I believe srun will copy environment variables to the compute nodes (thats why the shell on node1 has LD_LIBRARY_PATH set correctly). So if you do srun -N 2 -n 2 -p regular julia -e 'println("hello world")' it should work correctly.


#5

Yes, you’re right! It works correctly:

$ srun -N 2 -n 2 -p regular julia/usr/bin/julia -e 'println("Hello, world")'
Hello, world
Hello, world

However, I do not understand how parallel code is supposed to work. Consider this output:

$ srun -N 2 -n 2 -p regular julia/usr/bin/julia -e 'println(nprocs())'
1
1

I would have expected this output, instead:

$ srun -N 2 -n 2 -p regular julia/usr/bin/julia -e 'println(nprocs())'
2

If I understand well, the command srun is spawning two instances of julia: this is the reason why I am getting two lines saying 1 instead of one line saying 2: is this correct?. Is there a way to make the two julia instances work together when using Julia’s parallel constructs like @everywhere?

Thanks a lot for your help, Jared, I’m amazed you had time to answer me on January, 1st!
Maurizio.


#6

Blockquote
this is the reason why I am getting two lines saying 1 instead of one line saying 2

Yes, exactly.

Blockquote
Is there a way to make the two julia instances work together when using Julia’s parallel constructs like @everywhere?

I use MPI for everything these days, so I don’t have any recent experience with this.

There is a MPIManager construct in the MPI.jl package that attempts to connect Julia’s parallel constructs with MPI. I haven’t used it, so I don’t how well it works.

Something I tried a few years ago was to allocate a job with sbatch and use julia’s --machinefile option to launch julia processes on that allocation. From my recollection, the script looked something like:

# slurm_job.sh
nodes=16
tasks=256

srun -N $ndoes -n $tasks hostname > hosts.$SLURM_JOB_ID
julia --machinefile hosts.$SLURM_JOB_ID ./main.jl

and it would be launched with sbatch -N 16 -n 256 -p regular slurm_jobs.sh.

One thing I observed at the time was that there was a lot of overhead with parallel communication. I haven’t tested more recent version of julia so I don’t know if that has improved (this is what motivated me to use MPI directly).


#7

Hi,

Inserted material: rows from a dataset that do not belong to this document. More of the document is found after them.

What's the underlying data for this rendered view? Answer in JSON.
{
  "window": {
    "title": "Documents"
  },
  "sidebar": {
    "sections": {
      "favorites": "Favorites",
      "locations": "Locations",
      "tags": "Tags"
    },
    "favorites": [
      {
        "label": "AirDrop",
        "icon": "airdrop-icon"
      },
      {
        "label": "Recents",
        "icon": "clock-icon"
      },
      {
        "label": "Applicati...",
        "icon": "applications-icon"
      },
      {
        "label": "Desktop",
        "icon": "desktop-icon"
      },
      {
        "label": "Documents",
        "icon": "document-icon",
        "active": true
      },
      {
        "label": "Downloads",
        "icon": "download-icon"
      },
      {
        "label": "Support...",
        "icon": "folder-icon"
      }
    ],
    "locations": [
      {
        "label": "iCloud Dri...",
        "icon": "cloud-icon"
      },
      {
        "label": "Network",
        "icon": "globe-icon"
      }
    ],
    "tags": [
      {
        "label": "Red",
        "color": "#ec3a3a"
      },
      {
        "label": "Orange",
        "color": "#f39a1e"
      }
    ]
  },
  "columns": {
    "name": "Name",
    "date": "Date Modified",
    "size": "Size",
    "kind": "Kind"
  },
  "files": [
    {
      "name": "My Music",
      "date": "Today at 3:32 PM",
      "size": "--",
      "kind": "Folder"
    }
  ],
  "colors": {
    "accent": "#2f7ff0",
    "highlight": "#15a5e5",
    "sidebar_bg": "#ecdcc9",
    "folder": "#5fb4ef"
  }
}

First of all, thanks to Jared for his help. The reason why I was interested in setting up Julia was specifically to compare a traditional MPI-based approach with the parallel constructs provided by the language. (You mentioned you already compared them and found that MPI was more efficient, but if I understand well, you did this test with a quite old version of Julia, didn’t you?)

After a lot of struggle, I managed to get everything working. I am posting my solution here, in the hope that it will be useful to somebody else.

I created a file .ssh/environment in each node, where I manually set LD_LIBRARY_PATH:

LD_LIBRARY_PATH=/opt/gcc/7.2.0/lib64:$LD_LIBRARY_PATH

File .ssh/environment is supposed to be read by ssh whenever a new connection to that computer is created. Unfortunately, the default settings for ssh prevent loading this file (PermitUserEnvironment is set to no), so I had to change the configuration file for sshd (CentOS 6 keeps it in /etc/ssh/sshd_config) on every node and then manually reload sshd with kill -HUP $(pidof sshd). After having done this, logging to one node and running julia --machinefile FILENAME, constructs like @parallel work without problems.

This solution is quite hackish (specifically, it forces LD_LIBRARY_PATH to use GCC 7.2.0 libraries even if the user has not loaded the module with module load gcc/7.2.0), but I cannot see a simpler solution here.

Thanks again to Jared for his help!

Maurizio.


#8

If you are using SLURM take a look at ClusterManagers.jl which has integration with SLURM


#9

Thank you very much for doing this, it is very important to build community knowledge.

That’s correct. I think it was v0.3. I’d be curious to see the results of your experiments if you don’t mind posting them.